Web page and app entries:
Segment Open

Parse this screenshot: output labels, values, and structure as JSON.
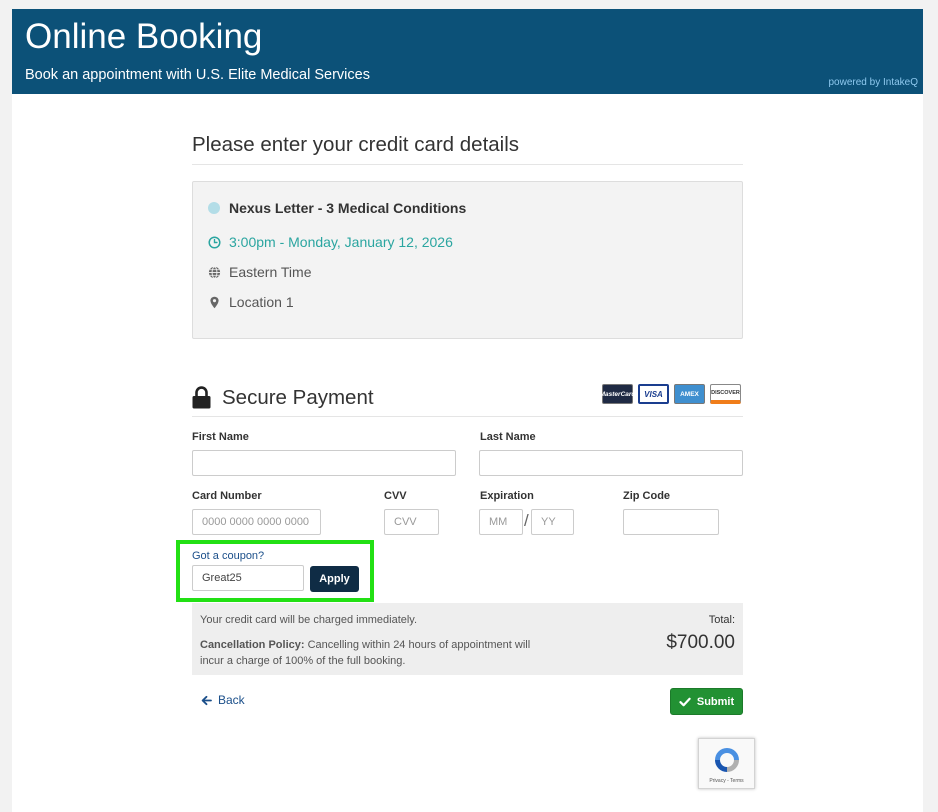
{
  "header": {
    "title": "Online Booking",
    "subtitle": "Book an appointment with U.S. Elite Medical Services",
    "powered_by": "powered by IntakeQ",
    "background_color": "#0c5178"
  },
  "main": {
    "heading": "Please enter your credit card details",
    "summary": {
      "service": "Nexus Letter - 3 Medical Conditions",
      "datetime": "3:00pm - Monday, January 12, 2026",
      "timezone": "Eastern Time",
      "location": "Location 1",
      "service_dot_color": "#b3dde7",
      "time_color": "#2aa5a0"
    },
    "payment": {
      "title": "Secure Payment",
      "card_brands": [
        "MasterCard",
        "VISA",
        "AMEX",
        "DISCOVER"
      ],
      "first_name_label": "First Name",
      "first_name_value": "",
      "last_name_label": "Last Name",
      "last_name_value": "",
      "card_number_label": "Card Number",
      "card_number_placeholder": "0000 0000 0000 0000",
      "cvv_label": "CVV",
      "cvv_placeholder": "CVV",
      "expiration_label": "Expiration",
      "exp_month_placeholder": "MM",
      "exp_separator": "/",
      "exp_year_placeholder": "YY",
      "zip_label": "Zip Code",
      "zip_value": ""
    },
    "coupon": {
      "link_label": "Got a coupon?",
      "value": "Great25",
      "apply_label": "Apply",
      "highlight_color": "#22e014"
    },
    "totals": {
      "charge_note": "Your credit card will be charged immediately.",
      "policy_label": "Cancellation Policy:",
      "policy_text": "Cancelling within 24 hours of appointment will incur a charge of 100% of the full booking.",
      "total_label": "Total:",
      "total_value": "$700.00"
    },
    "actions": {
      "back_label": "Back",
      "submit_label": "Submit",
      "submit_color": "#229133"
    },
    "recaptcha": {
      "links": "Privacy - Terms"
    }
  }
}
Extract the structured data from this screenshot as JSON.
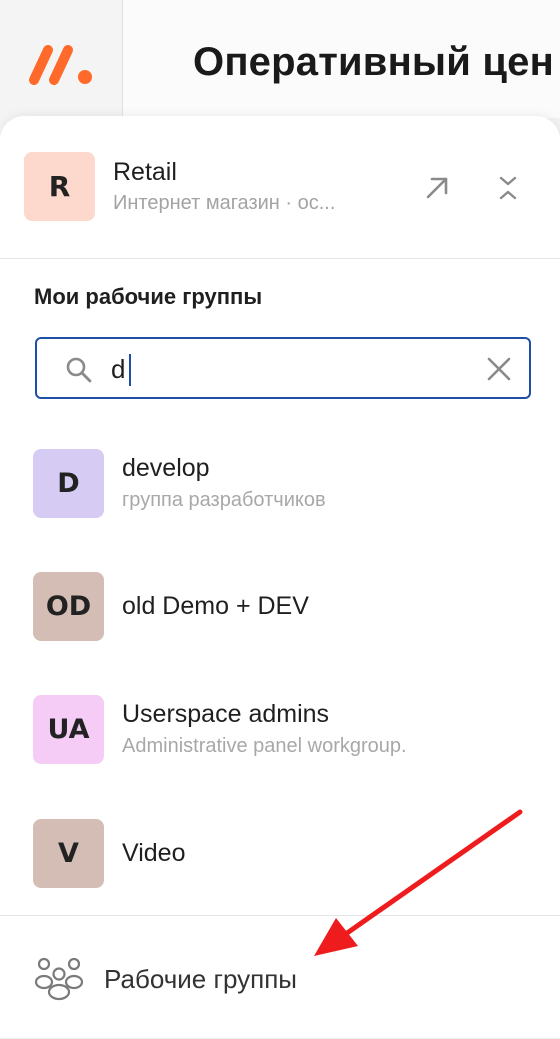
{
  "header": {
    "page_title": "Оперативный цен"
  },
  "workspace": {
    "avatar_initial": "R",
    "name": "Retail",
    "subtitle": "Интернет магазин · ос..."
  },
  "section": {
    "title": "Мои рабочие группы"
  },
  "search": {
    "value": "d",
    "placeholder": ""
  },
  "groups": [
    {
      "initials": "D",
      "name": "develop",
      "description": "группа разработчиков",
      "color": "#d6cbf3"
    },
    {
      "initials": "OD",
      "name": "old Demo + DEV",
      "description": "",
      "color": "#d4bdb4"
    },
    {
      "initials": "UA",
      "name": "Userspace admins",
      "description": "Administrative panel workgroup.",
      "color": "#f4ccf5"
    },
    {
      "initials": "V",
      "name": "Video",
      "description": "",
      "color": "#d4bdb4"
    }
  ],
  "footer": {
    "label": "Рабочие группы",
    "icon": "users-group-icon"
  },
  "colors": {
    "brand": "#ff6a2b",
    "search_border": "#1e4fa8",
    "annotation_arrow": "#ee1c1c"
  }
}
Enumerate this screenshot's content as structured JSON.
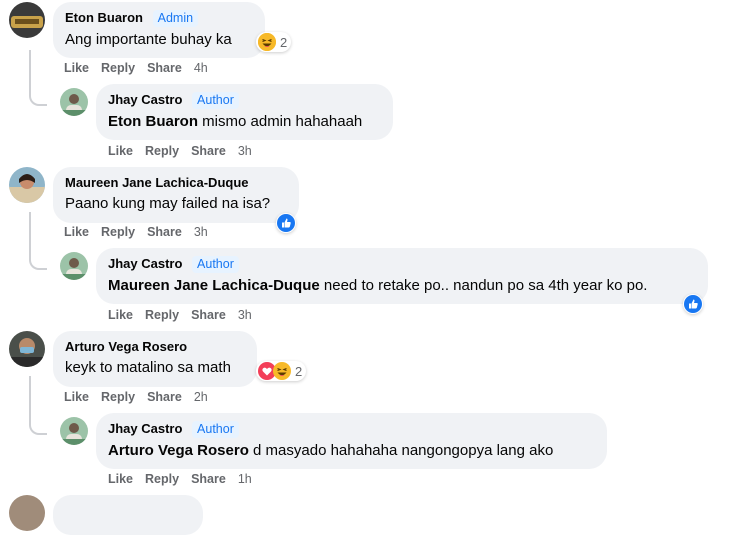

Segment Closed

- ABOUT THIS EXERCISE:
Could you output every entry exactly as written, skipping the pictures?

- SOLUTION:
Parse this screenshot: output labels, values, and structure as JSON.
{
  "header": {
    "title": "Online Booking",
    "subtitle": "Book an appointment with U.S. Elite Medical Services",
    "powered_by": "powered by IntakeQ",
    "background_color": "#0c5178"
  },
  "main": {
    "heading": "Please enter your credit card details",
    "summary": {
      "service": "Nexus Letter - 3 Medical Conditions",
      "datetime": "3:00pm - Monday, January 12, 2026",
      "timezone": "Eastern Time",
      "location": "Location 1",
      "service_dot_color": "#b3dde7",
      "time_color": "#2aa5a0"
    },
    "payment": {
      "title": "Secure Payment",
      "card_brands": [
        "MasterCard",
        "VISA",
        "AMEX",
        "DISCOVER"
      ],
      "first_name_label": "First Name",
      "first_name_value": "",
      "last_name_label": "Last Name",
      "last_name_value": "",
      "card_number_label": "Card Number",
      "card_number_placeholder": "0000 0000 0000 0000",
      "cvv_label": "CVV",
      "cvv_placeholder": "CVV",
      "expiration_label": "Expiration",
      "exp_month_placeholder": "MM",
      "exp_separator": "/",
      "exp_year_placeholder": "YY",
      "zip_label": "Zip Code",
      "zip_value": ""
    },
    "coupon": {
      "link_label": "Got a coupon?",
      "value": "Great25",
      "apply_label": "Apply",
      "highlight_color": "#22e014"
    },
    "totals": {
      "charge_note": "Your credit card will be charged immediately.",
      "policy_label": "Cancellation Policy:",
      "policy_text": "Cancelling within 24 hours of appointment will incur a charge of 100% of the full booking.",
      "total_label": "Total:",
      "total_value": "$700.00"
    },
    "actions": {
      "back_label": "Back",
      "submit_label": "Submit",
      "submit_color": "#229133"
    },
    "recaptcha": {
      "links": "Privacy - Terms"
    }
  }
}
Extract the structured data from this screenshot as JSON.
{
  "header": {
    "page_title": "Оперативный цен"
  },
  "workspace": {
    "avatar_initial": "R",
    "name": "Retail",
    "subtitle": "Интернет магазин · ос..."
  },
  "section": {
    "title": "Мои рабочие группы"
  },
  "search": {
    "value": "d",
    "placeholder": ""
  },
  "groups": [
    {
      "initials": "D",
      "name": "develop",
      "description": "группа разработчиков",
      "color": "#d6cbf3"
    },
    {
      "initials": "OD",
      "name": "old Demo + DEV",
      "description": "",
      "color": "#d4bdb4"
    },
    {
      "initials": "UA",
      "name": "Userspace admins",
      "description": "Administrative panel workgroup.",
      "color": "#f4ccf5"
    },
    {
      "initials": "V",
      "name": "Video",
      "description": "",
      "color": "#d4bdb4"
    }
  ],
  "footer": {
    "label": "Рабочие группы",
    "icon": "users-group-icon"
  },
  "colors": {
    "brand": "#ff6a2b",
    "search_border": "#1e4fa8",
    "annotation_arrow": "#ee1c1c"
  }
}
Enumerate this screenshot's content as structured JSON.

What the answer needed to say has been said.